■ **Exercise**
Provide only the number of lines in the data below that contain the word "JSON".

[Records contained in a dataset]
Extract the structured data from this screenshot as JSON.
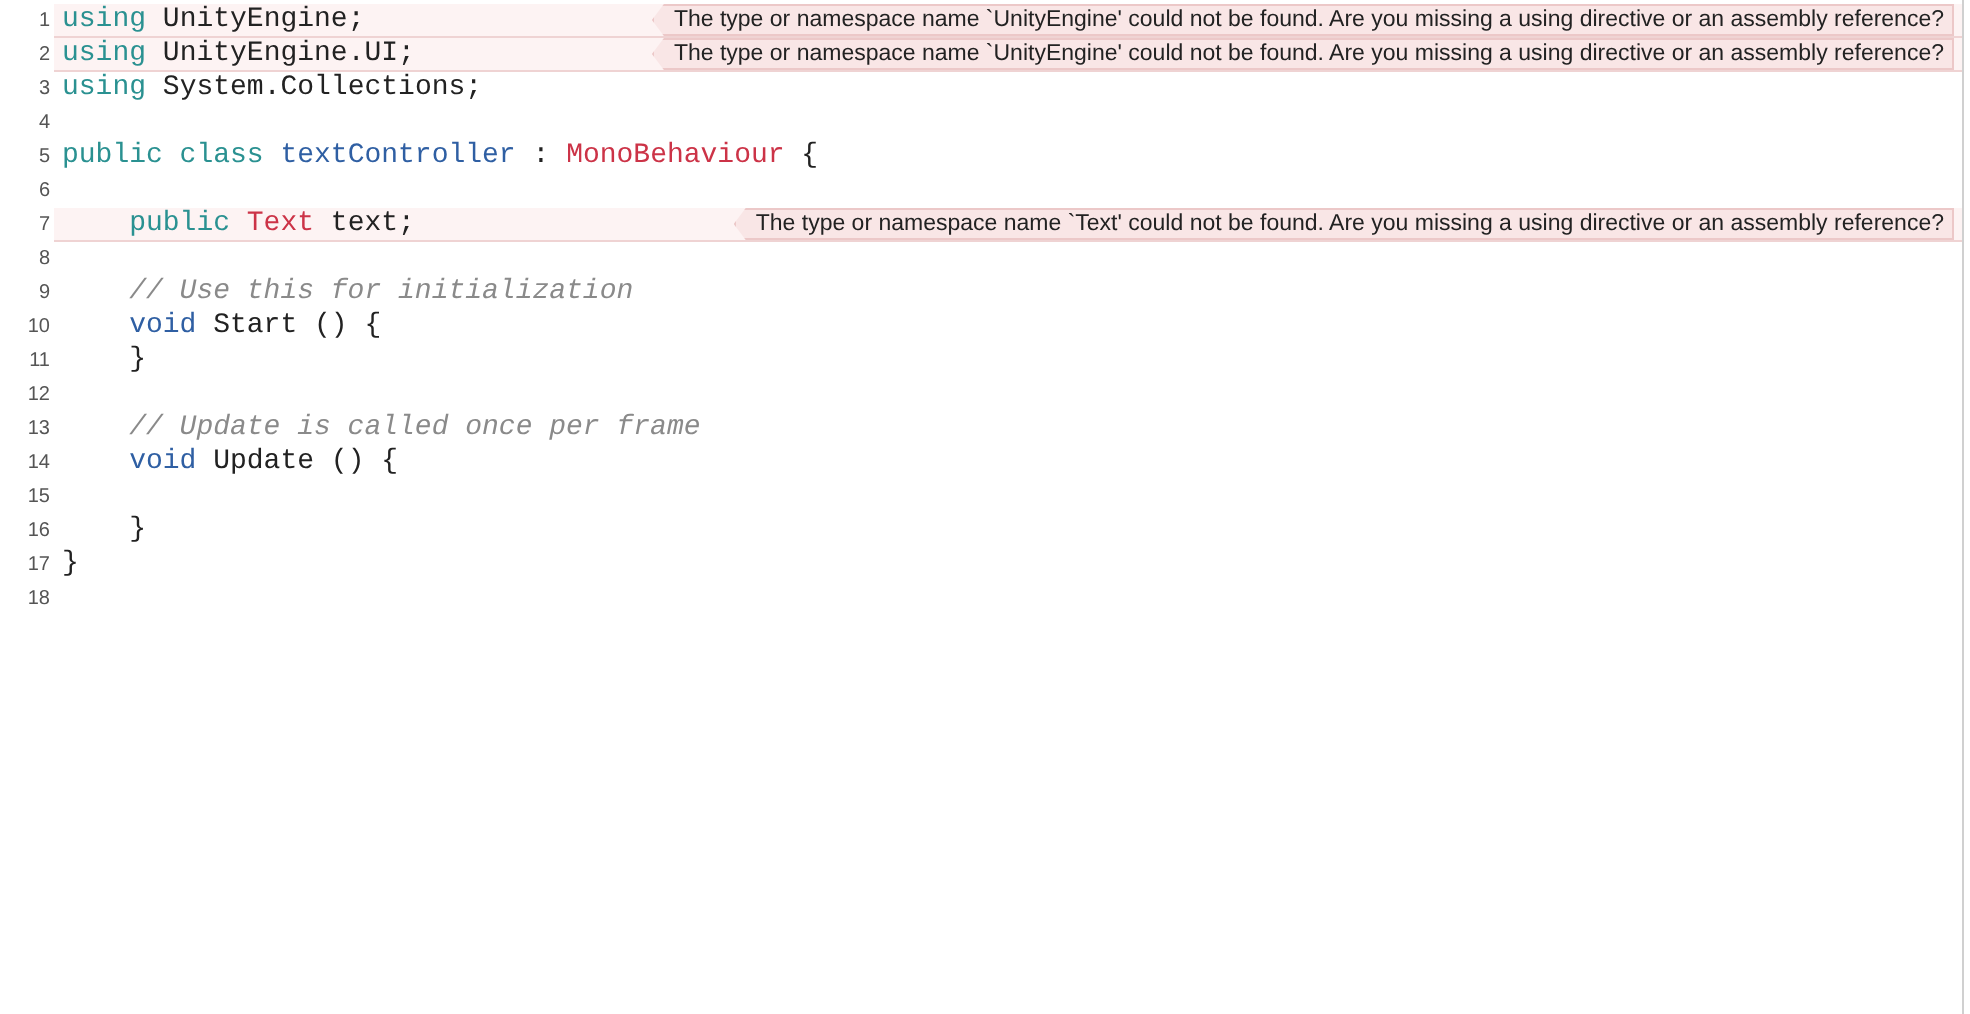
{
  "lines": [
    {
      "number": "1",
      "tokens": [
        {
          "kind": "keyword",
          "text": "using"
        },
        {
          "kind": "plain",
          "text": " UnityEngine;"
        }
      ],
      "error": "The type or namespace name `UnityEngine' could not be found. Are you missing a using directive or an assembly reference?"
    },
    {
      "number": "2",
      "tokens": [
        {
          "kind": "keyword",
          "text": "using"
        },
        {
          "kind": "plain",
          "text": " UnityEngine.UI;"
        }
      ],
      "error": "The type or namespace name `UnityEngine' could not be found. Are you missing a using directive or an assembly reference?"
    },
    {
      "number": "3",
      "tokens": [
        {
          "kind": "keyword",
          "text": "using"
        },
        {
          "kind": "plain",
          "text": " System.Collections;"
        }
      ]
    },
    {
      "number": "4"
    },
    {
      "number": "5",
      "tokens": [
        {
          "kind": "keyword",
          "text": "public class "
        },
        {
          "kind": "name",
          "text": "textController"
        },
        {
          "kind": "plain",
          "text": " : "
        },
        {
          "kind": "type",
          "text": "MonoBehaviour"
        },
        {
          "kind": "plain",
          "text": " {"
        }
      ]
    },
    {
      "number": "6"
    },
    {
      "number": "7",
      "indent": true,
      "tokens": [
        {
          "kind": "keyword",
          "text": "public "
        },
        {
          "kind": "type",
          "text": "Text"
        },
        {
          "kind": "plain",
          "text": " text;"
        }
      ],
      "error": "The type or namespace name `Text' could not be found. Are you missing a using directive or an assembly reference?"
    },
    {
      "number": "8"
    },
    {
      "number": "9",
      "indent": true,
      "tokens": [
        {
          "kind": "comment",
          "text": "// Use this for initialization"
        }
      ]
    },
    {
      "number": "10",
      "indent": true,
      "tokens": [
        {
          "kind": "name",
          "text": "void"
        },
        {
          "kind": "plain",
          "text": " Start () {"
        }
      ]
    },
    {
      "number": "11",
      "indent": true,
      "tokens": [
        {
          "kind": "plain",
          "text": "}"
        }
      ]
    },
    {
      "number": "12"
    },
    {
      "number": "13",
      "indent": true,
      "tokens": [
        {
          "kind": "comment",
          "text": "// Update is called once per frame"
        }
      ]
    },
    {
      "number": "14",
      "indent": true,
      "tokens": [
        {
          "kind": "name",
          "text": "void"
        },
        {
          "kind": "plain",
          "text": " Update () {"
        }
      ]
    },
    {
      "number": "15"
    },
    {
      "number": "16",
      "indent": true,
      "tokens": [
        {
          "kind": "plain",
          "text": "}"
        }
      ]
    },
    {
      "number": "17",
      "tokens": [
        {
          "kind": "plain",
          "text": "}"
        }
      ]
    },
    {
      "number": "18"
    }
  ]
}
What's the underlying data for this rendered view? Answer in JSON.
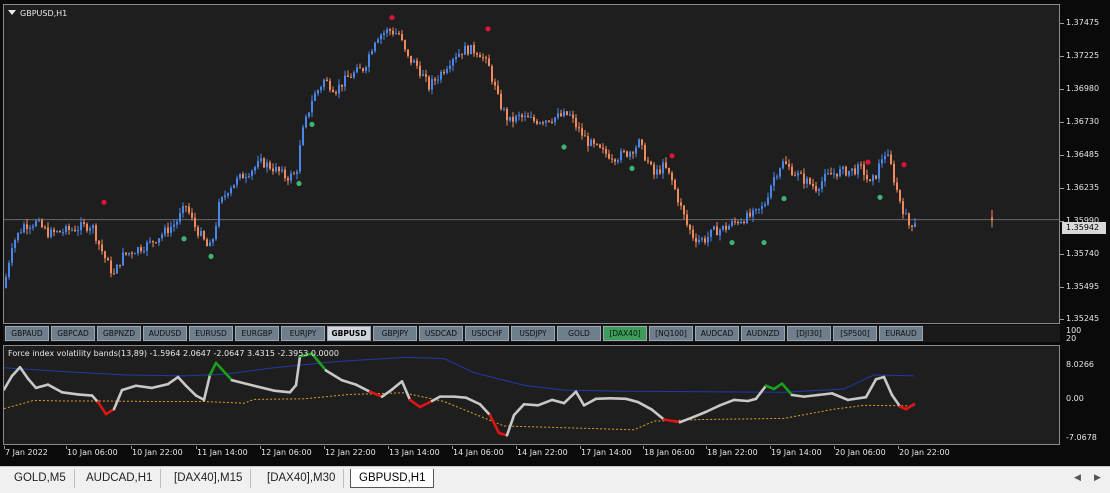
{
  "window": {
    "symbol_title": "GBPUSD,H1"
  },
  "main_chart": {
    "current_price_label": "1.35942",
    "current_price": 1.35942,
    "price_axis_labels": [
      "1.37475",
      "1.37225",
      "1.36980",
      "1.36730",
      "1.36485",
      "1.36235",
      "1.35990",
      "1.35740",
      "1.35495",
      "1.35245"
    ]
  },
  "symbols": [
    {
      "label": "GBPAUD",
      "state": "normal"
    },
    {
      "label": "GBPCAD",
      "state": "normal"
    },
    {
      "label": "GBPNZD",
      "state": "normal"
    },
    {
      "label": "AUDUSD",
      "state": "normal"
    },
    {
      "label": "EURUSD",
      "state": "normal"
    },
    {
      "label": "EURGBP",
      "state": "normal"
    },
    {
      "label": "EURJPY",
      "state": "normal"
    },
    {
      "label": "GBPUSD",
      "state": "active"
    },
    {
      "label": "GBPJPY",
      "state": "normal"
    },
    {
      "label": "USDCAD",
      "state": "normal"
    },
    {
      "label": "USDCHF",
      "state": "normal"
    },
    {
      "label": "USDJPY",
      "state": "normal"
    },
    {
      "label": "GOLD",
      "state": "normal"
    },
    {
      "label": "[DAX40]",
      "state": "highlight"
    },
    {
      "label": "[NQ100]",
      "state": "normal"
    },
    {
      "label": "AUDCAD",
      "state": "normal"
    },
    {
      "label": "AUDNZD",
      "state": "normal"
    },
    {
      "label": "[DJI30]",
      "state": "normal"
    },
    {
      "label": "[SP500]",
      "state": "normal"
    },
    {
      "label": "EURAUD",
      "state": "normal"
    }
  ],
  "indicator": {
    "title": "Force index volatility bands(13,89) -1.5964 2.0647 -2.0647 3.4315 -2.3953 0.0000",
    "axis_labels": [
      "100",
      "20",
      "8.0266",
      "0.00",
      "-7.0678"
    ]
  },
  "time_axis": [
    "7 Jan 2022",
    "10 Jan 06:00",
    "10 Jan 22:00",
    "11 Jan 14:00",
    "12 Jan 06:00",
    "12 Jan 22:00",
    "13 Jan 14:00",
    "14 Jan 06:00",
    "14 Jan 22:00",
    "17 Jan 14:00",
    "18 Jan 06:00",
    "18 Jan 22:00",
    "19 Jan 14:00",
    "20 Jan 06:00",
    "20 Jan 22:00"
  ],
  "tabs": [
    {
      "label": "GOLD,M5",
      "active": false
    },
    {
      "label": "AUDCAD,H1",
      "active": false
    },
    {
      "label": "[DAX40],M15",
      "active": false
    },
    {
      "label": "[DAX40],M30",
      "active": false
    },
    {
      "label": "GBPUSD,H1",
      "active": true
    }
  ],
  "colors": {
    "bull": "#4a86e8",
    "bear": "#f08a5d",
    "up_signal": "#3cb371",
    "down_signal": "#dc143c",
    "upper_band": "#1e3aa8",
    "lower_band": "#e6a020",
    "fi_neutral": "#c8c8c8",
    "fi_up": "#1aa01a",
    "fi_down": "#e01414"
  },
  "chart_data": {
    "type": "candlestick",
    "y_range": [
      1.3512,
      1.3765
    ],
    "close_path": [
      [
        0,
        1.354
      ],
      [
        8,
        1.3575
      ],
      [
        20,
        1.359
      ],
      [
        32,
        1.3592
      ],
      [
        45,
        1.3583
      ],
      [
        60,
        1.3585
      ],
      [
        75,
        1.3588
      ],
      [
        88,
        1.359
      ],
      [
        95,
        1.3575
      ],
      [
        103,
        1.356
      ],
      [
        110,
        1.355
      ],
      [
        118,
        1.3565
      ],
      [
        130,
        1.357
      ],
      [
        145,
        1.3575
      ],
      [
        160,
        1.3584
      ],
      [
        172,
        1.3592
      ],
      [
        182,
        1.3605
      ],
      [
        190,
        1.359
      ],
      [
        198,
        1.358
      ],
      [
        205,
        1.357
      ],
      [
        210,
        1.3582
      ],
      [
        215,
        1.3605
      ],
      [
        225,
        1.362
      ],
      [
        240,
        1.363
      ],
      [
        258,
        1.364
      ],
      [
        270,
        1.3635
      ],
      [
        282,
        1.3628
      ],
      [
        292,
        1.363
      ],
      [
        298,
        1.3662
      ],
      [
        308,
        1.369
      ],
      [
        320,
        1.3705
      ],
      [
        332,
        1.3698
      ],
      [
        345,
        1.3708
      ],
      [
        360,
        1.3715
      ],
      [
        372,
        1.374
      ],
      [
        385,
        1.3745
      ],
      [
        395,
        1.3742
      ],
      [
        403,
        1.3723
      ],
      [
        412,
        1.3718
      ],
      [
        425,
        1.37
      ],
      [
        438,
        1.3712
      ],
      [
        450,
        1.3725
      ],
      [
        462,
        1.373
      ],
      [
        475,
        1.3728
      ],
      [
        485,
        1.3715
      ],
      [
        495,
        1.3688
      ],
      [
        505,
        1.3672
      ],
      [
        515,
        1.3676
      ],
      [
        530,
        1.3673
      ],
      [
        548,
        1.3675
      ],
      [
        565,
        1.3678
      ],
      [
        575,
        1.3665
      ],
      [
        585,
        1.3655
      ],
      [
        598,
        1.3648
      ],
      [
        612,
        1.3644
      ],
      [
        625,
        1.3648
      ],
      [
        635,
        1.3655
      ],
      [
        642,
        1.3643
      ],
      [
        650,
        1.363
      ],
      [
        660,
        1.3637
      ],
      [
        668,
        1.3625
      ],
      [
        676,
        1.3606
      ],
      [
        683,
        1.359
      ],
      [
        690,
        1.358
      ],
      [
        700,
        1.3578
      ],
      [
        710,
        1.3585
      ],
      [
        722,
        1.3588
      ],
      [
        735,
        1.3594
      ],
      [
        750,
        1.3598
      ],
      [
        760,
        1.3605
      ],
      [
        768,
        1.3625
      ],
      [
        778,
        1.364
      ],
      [
        790,
        1.3632
      ],
      [
        800,
        1.3626
      ],
      [
        812,
        1.362
      ],
      [
        822,
        1.3628
      ],
      [
        832,
        1.3632
      ],
      [
        845,
        1.3633
      ],
      [
        858,
        1.3635
      ],
      [
        866,
        1.3622
      ],
      [
        872,
        1.363
      ],
      [
        880,
        1.3648
      ],
      [
        886,
        1.364
      ],
      [
        892,
        1.362
      ],
      [
        900,
        1.36
      ],
      [
        905,
        1.359
      ],
      [
        912,
        1.3594
      ]
    ],
    "up_signals": [
      [
        180,
        1.3579
      ],
      [
        207,
        1.3565
      ],
      [
        295,
        1.3623
      ],
      [
        308,
        1.367
      ],
      [
        560,
        1.3652
      ],
      [
        628,
        1.3635
      ],
      [
        728,
        1.3576
      ],
      [
        760,
        1.3576
      ],
      [
        780,
        1.3611
      ],
      [
        876,
        1.3612
      ]
    ],
    "down_signals": [
      [
        100,
        1.3608
      ],
      [
        388,
        1.3755
      ],
      [
        484,
        1.3746
      ],
      [
        668,
        1.3645
      ],
      [
        864,
        1.364
      ],
      [
        900,
        1.3638
      ]
    ],
    "indicator": {
      "y_range": [
        -8.5,
        9.5
      ],
      "upper_band": [
        [
          0,
          5.5
        ],
        [
          60,
          4.8
        ],
        [
          120,
          4.2
        ],
        [
          180,
          4.0
        ],
        [
          220,
          4.3
        ],
        [
          270,
          5.5
        ],
        [
          330,
          6.6
        ],
        [
          400,
          7.4
        ],
        [
          440,
          7.2
        ],
        [
          470,
          4.6
        ],
        [
          520,
          2.3
        ],
        [
          560,
          1.4
        ],
        [
          620,
          1.2
        ],
        [
          700,
          1.1
        ],
        [
          780,
          1.0
        ],
        [
          840,
          1.6
        ],
        [
          870,
          4.2
        ],
        [
          910,
          4.0
        ]
      ],
      "lower_band": [
        [
          0,
          -2.0
        ],
        [
          30,
          -0.5
        ],
        [
          60,
          -0.6
        ],
        [
          100,
          -0.6
        ],
        [
          150,
          -0.7
        ],
        [
          200,
          -0.7
        ],
        [
          240,
          -1.0
        ],
        [
          250,
          -0.3
        ],
        [
          300,
          -0.2
        ],
        [
          345,
          0.6
        ],
        [
          400,
          0.9
        ],
        [
          440,
          -0.7
        ],
        [
          500,
          -5.2
        ],
        [
          560,
          -5.5
        ],
        [
          630,
          -5.9
        ],
        [
          650,
          -4.3
        ],
        [
          700,
          -4.0
        ],
        [
          780,
          -3.8
        ],
        [
          830,
          -2.1
        ],
        [
          860,
          -1.4
        ],
        [
          910,
          -1.5
        ]
      ],
      "force_index": [
        [
          0,
          1.5
        ],
        [
          8,
          4.0
        ],
        [
          16,
          5.6
        ],
        [
          24,
          3.5
        ],
        [
          32,
          1.8
        ],
        [
          44,
          2.4
        ],
        [
          58,
          1.0
        ],
        [
          74,
          0.6
        ],
        [
          88,
          0.4
        ],
        [
          94,
          -0.8
        ],
        [
          102,
          -3.0
        ],
        [
          110,
          -2.1
        ],
        [
          118,
          1.4
        ],
        [
          132,
          2.2
        ],
        [
          148,
          1.8
        ],
        [
          164,
          2.5
        ],
        [
          174,
          3.8
        ],
        [
          182,
          2.2
        ],
        [
          192,
          0.4
        ],
        [
          200,
          -0.4
        ],
        [
          206,
          4.2
        ],
        [
          212,
          6.4
        ],
        [
          228,
          3.2
        ],
        [
          250,
          2.2
        ],
        [
          270,
          1.3
        ],
        [
          286,
          1.0
        ],
        [
          292,
          2.3
        ],
        [
          296,
          7.6
        ],
        [
          308,
          8.1
        ],
        [
          322,
          5.0
        ],
        [
          338,
          3.2
        ],
        [
          352,
          2.4
        ],
        [
          366,
          1.1
        ],
        [
          378,
          0.2
        ],
        [
          388,
          1.5
        ],
        [
          398,
          3.0
        ],
        [
          406,
          -0.4
        ],
        [
          416,
          -1.7
        ],
        [
          428,
          -0.6
        ],
        [
          436,
          0.2
        ],
        [
          450,
          0.2
        ],
        [
          462,
          0.0
        ],
        [
          476,
          -1.2
        ],
        [
          486,
          -3.2
        ],
        [
          495,
          -6.5
        ],
        [
          503,
          -6.9
        ],
        [
          510,
          -3.2
        ],
        [
          520,
          -1.2
        ],
        [
          534,
          -1.4
        ],
        [
          548,
          -0.4
        ],
        [
          560,
          -1.0
        ],
        [
          572,
          1.1
        ],
        [
          580,
          -1.4
        ],
        [
          592,
          -0.2
        ],
        [
          606,
          -0.1
        ],
        [
          622,
          -0.2
        ],
        [
          634,
          -0.8
        ],
        [
          648,
          -2.2
        ],
        [
          660,
          -4.0
        ],
        [
          676,
          -4.5
        ],
        [
          690,
          -3.5
        ],
        [
          702,
          -2.6
        ],
        [
          716,
          -1.4
        ],
        [
          730,
          -0.4
        ],
        [
          744,
          -0.6
        ],
        [
          752,
          -0.2
        ],
        [
          762,
          2.2
        ],
        [
          770,
          1.6
        ],
        [
          778,
          2.6
        ],
        [
          788,
          0.5
        ],
        [
          800,
          0.2
        ],
        [
          814,
          0.5
        ],
        [
          828,
          0.8
        ],
        [
          844,
          -0.4
        ],
        [
          862,
          0.1
        ],
        [
          872,
          3.4
        ],
        [
          880,
          3.8
        ],
        [
          888,
          0.5
        ],
        [
          896,
          -1.6
        ],
        [
          902,
          -2.1
        ],
        [
          910,
          -1.2
        ]
      ]
    }
  }
}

■ **Task solution**
2